About That Swiss Bank
With everything else going on in the financial world this week you would be excused for not paying too much attention to a thing called “Alternative Tier 1 Bonds,” or AT1s. But this may be the single piece of that warped UBS takeover of Credit Suisse that casts a longer-term shadow over securities markets.
Credit Suisse had about $17 billion worth of these bonds, which are considered to be a hybrid type of debt instrument for the purposes of giving banks greater flexibility to manage their capital in the event of crisis situations. The bonds tend to pay out a relatively high rate of interest due to their riskiness, which riskiness is clearly stated in contractual language that the value of said bonds can be wiped out completely in the case of “extraordinary events.” And wiped out they were. Every investor holding Credit Suisse AT1 bonds got zero point zero on every dollar of exposure.

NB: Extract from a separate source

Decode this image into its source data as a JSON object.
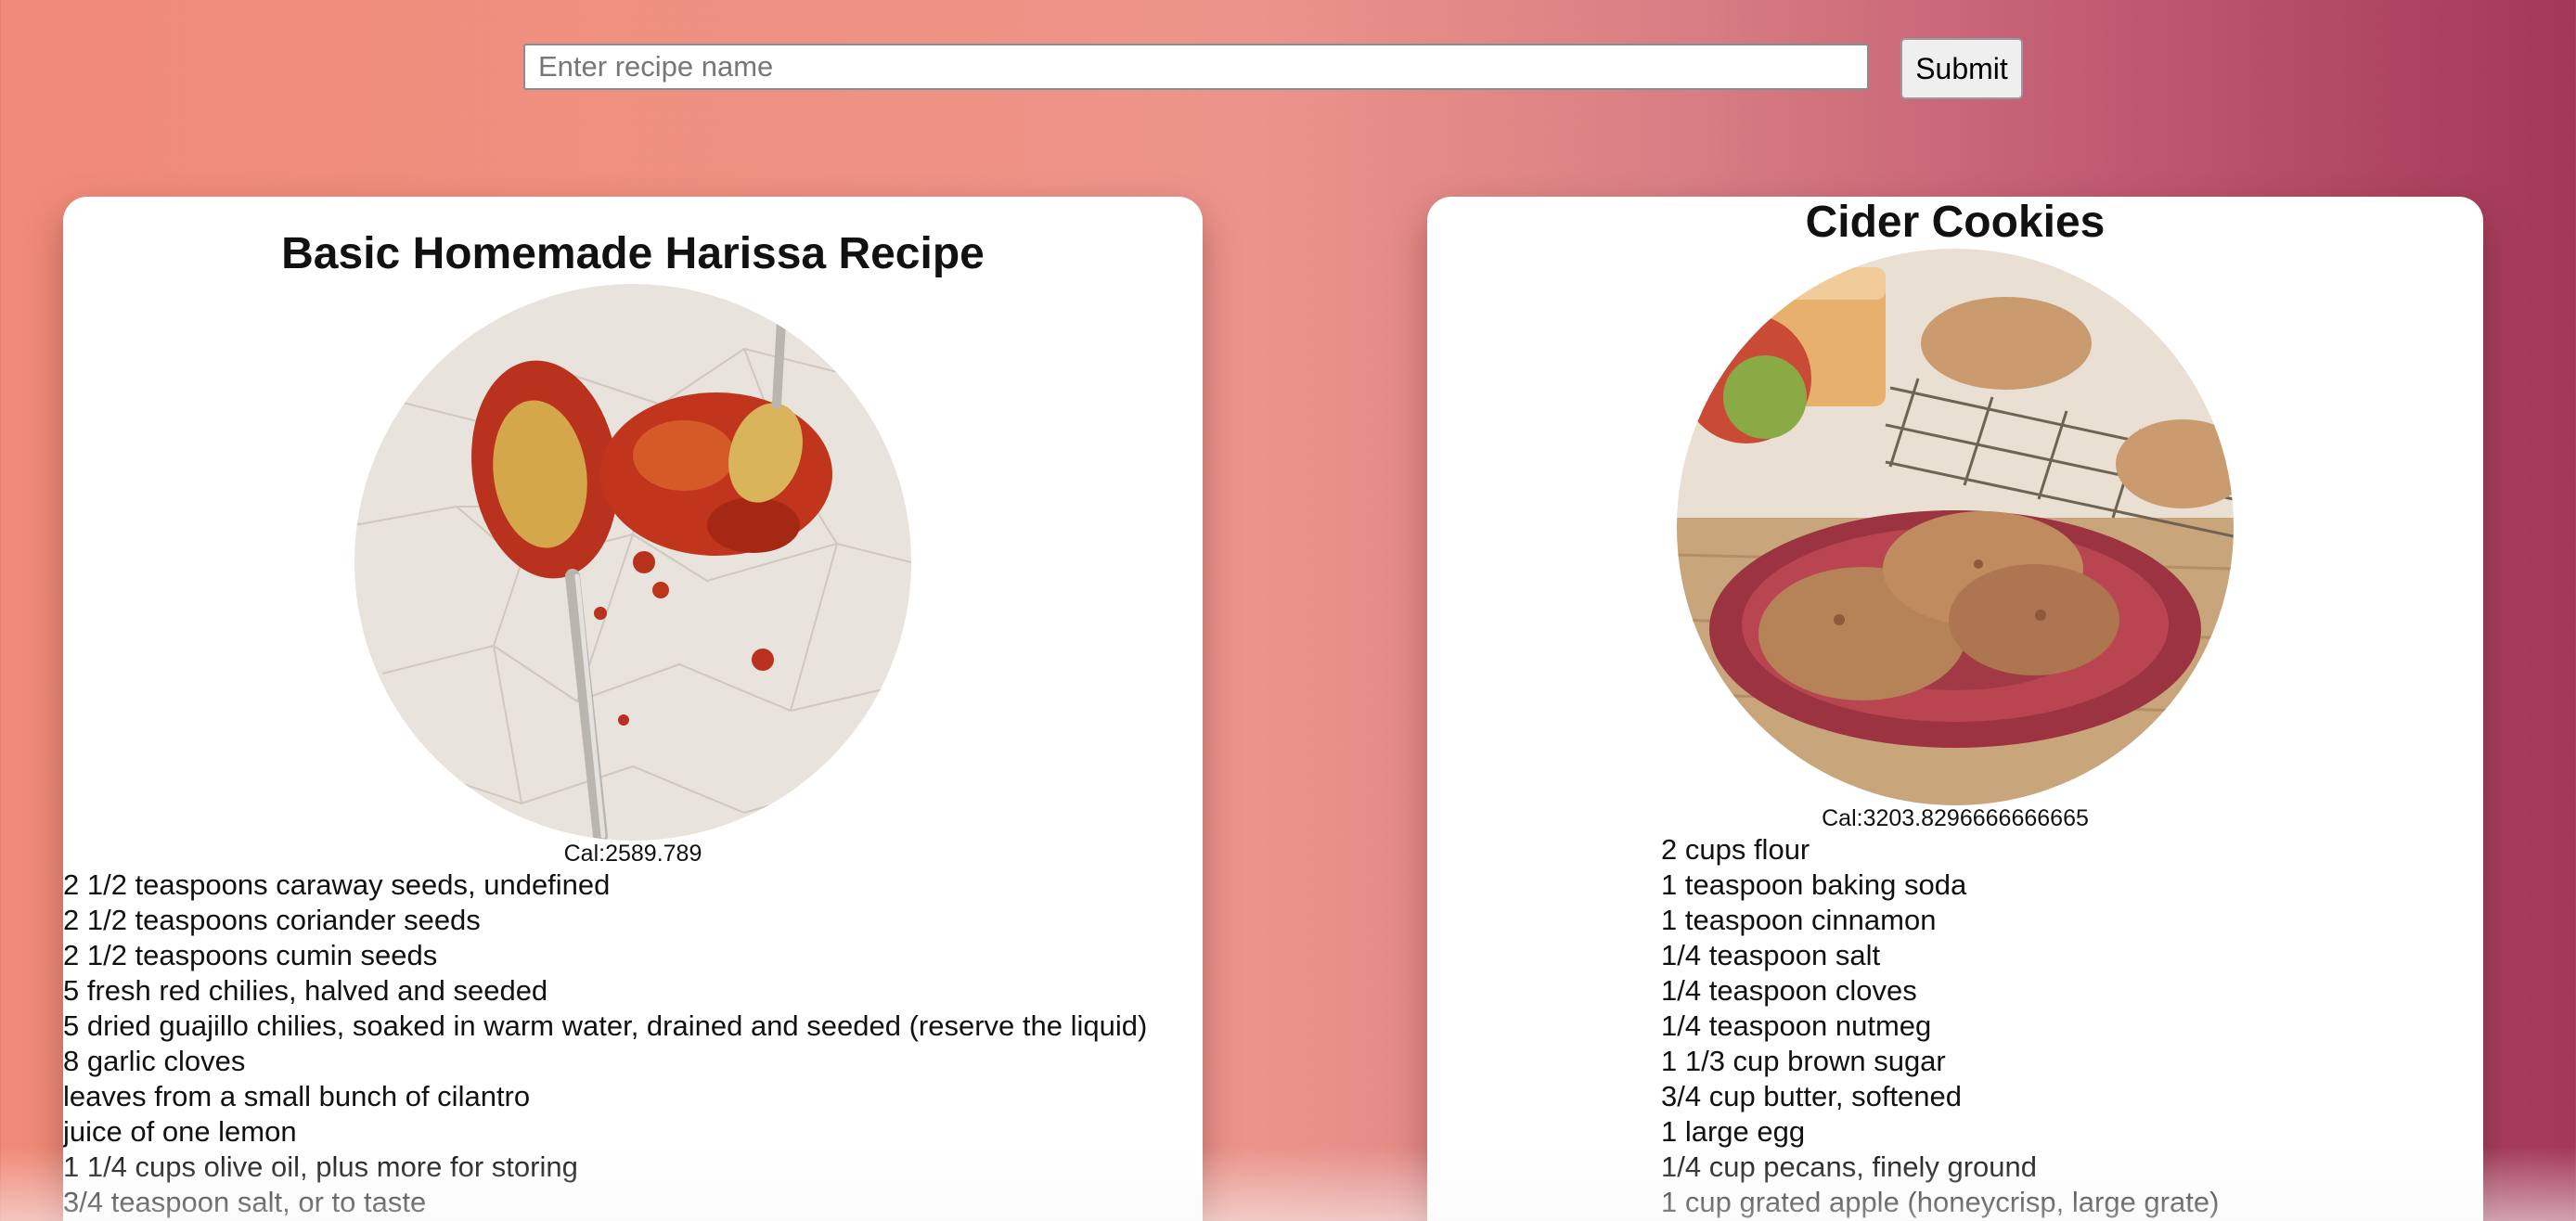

Here’s what makes the situation strange, and explains why the jilted AT1 bondholders are in the process of suing the Swiss financial authorities who gave them the axe. There is a thing in finance called the capital structure, which is essentially a ladder of risk from the riskiest to the most secure types of capital. The bottom rung of that ladder is common equity – the riskiest – and from there it goes up through preferred stock, junior (subordinated) bonds all the way up to senior secured debt. That’s the capital structure as everybody learns in Finance 101 and is the assumed impermeable order of things when evaluating the potential risk and return of alternative financial instruments.

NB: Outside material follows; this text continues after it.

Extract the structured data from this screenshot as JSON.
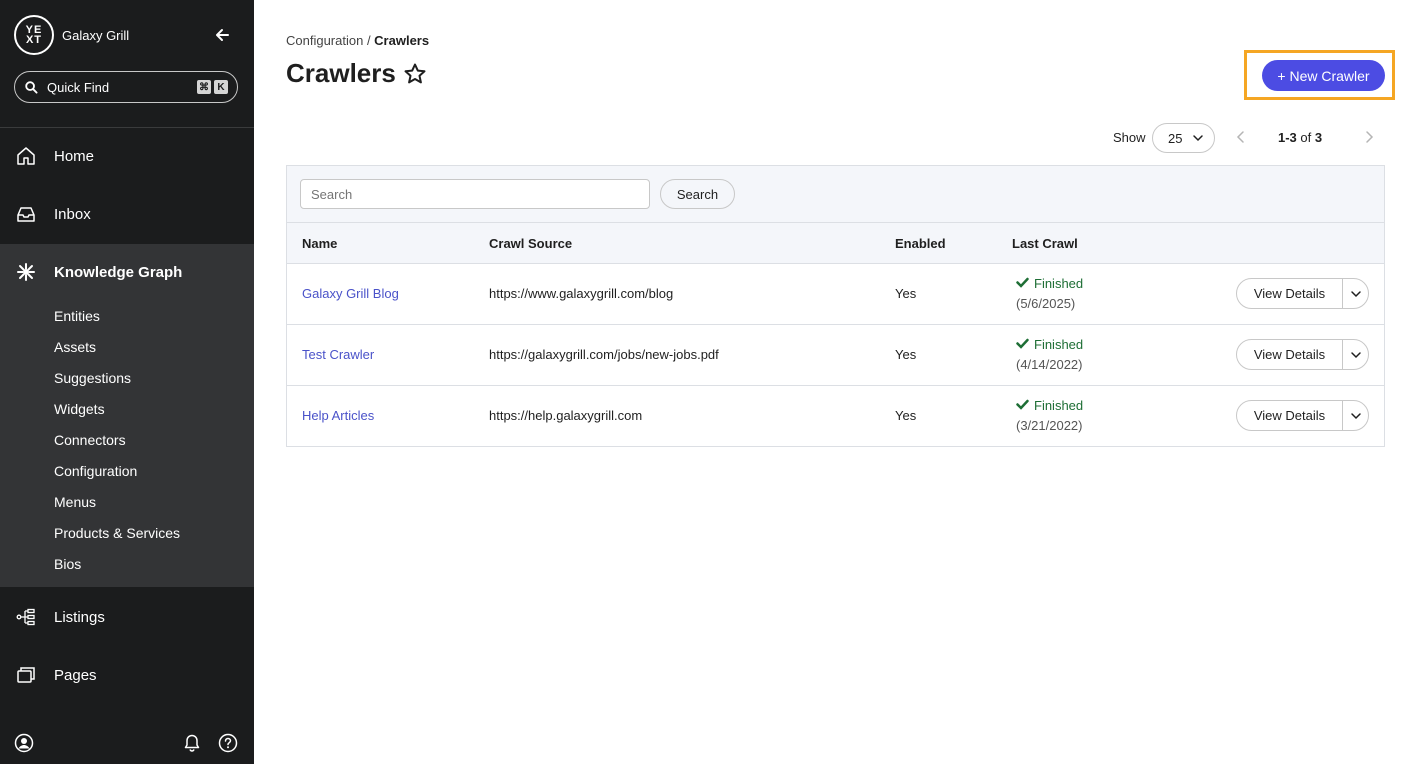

In the Credit Suisse case, though, the capital structure was turned on its head by the financial regulators who authored the deal. Holders of common stock in Credit Suisse got paid $3.25 billion collectively by UBS as it acquired the bank, while the AT1 bondholders, as noted above, lost everything. Yes – legally, according to the bonds’ covenant language, the bondholders should have known they stood the chance of losing everything. But a bondholder could make a valid argument (whether or not a legally actionable argument) that in any such “extraordinary event” it would go without saying that the common shareholders would be the first ones kicked out the door. We’ll see how this plays out in court (probably not to the benefit of the bondholders, we would imagine). But the idea of financial regulators summarily deciding that the politics of a deal justify overriding the normal rules of capital structure – that’s not a good look (especially given that the profiles of some of the shareholders involved are, to be blunt, political). It may be around to haunt markets for some time to come.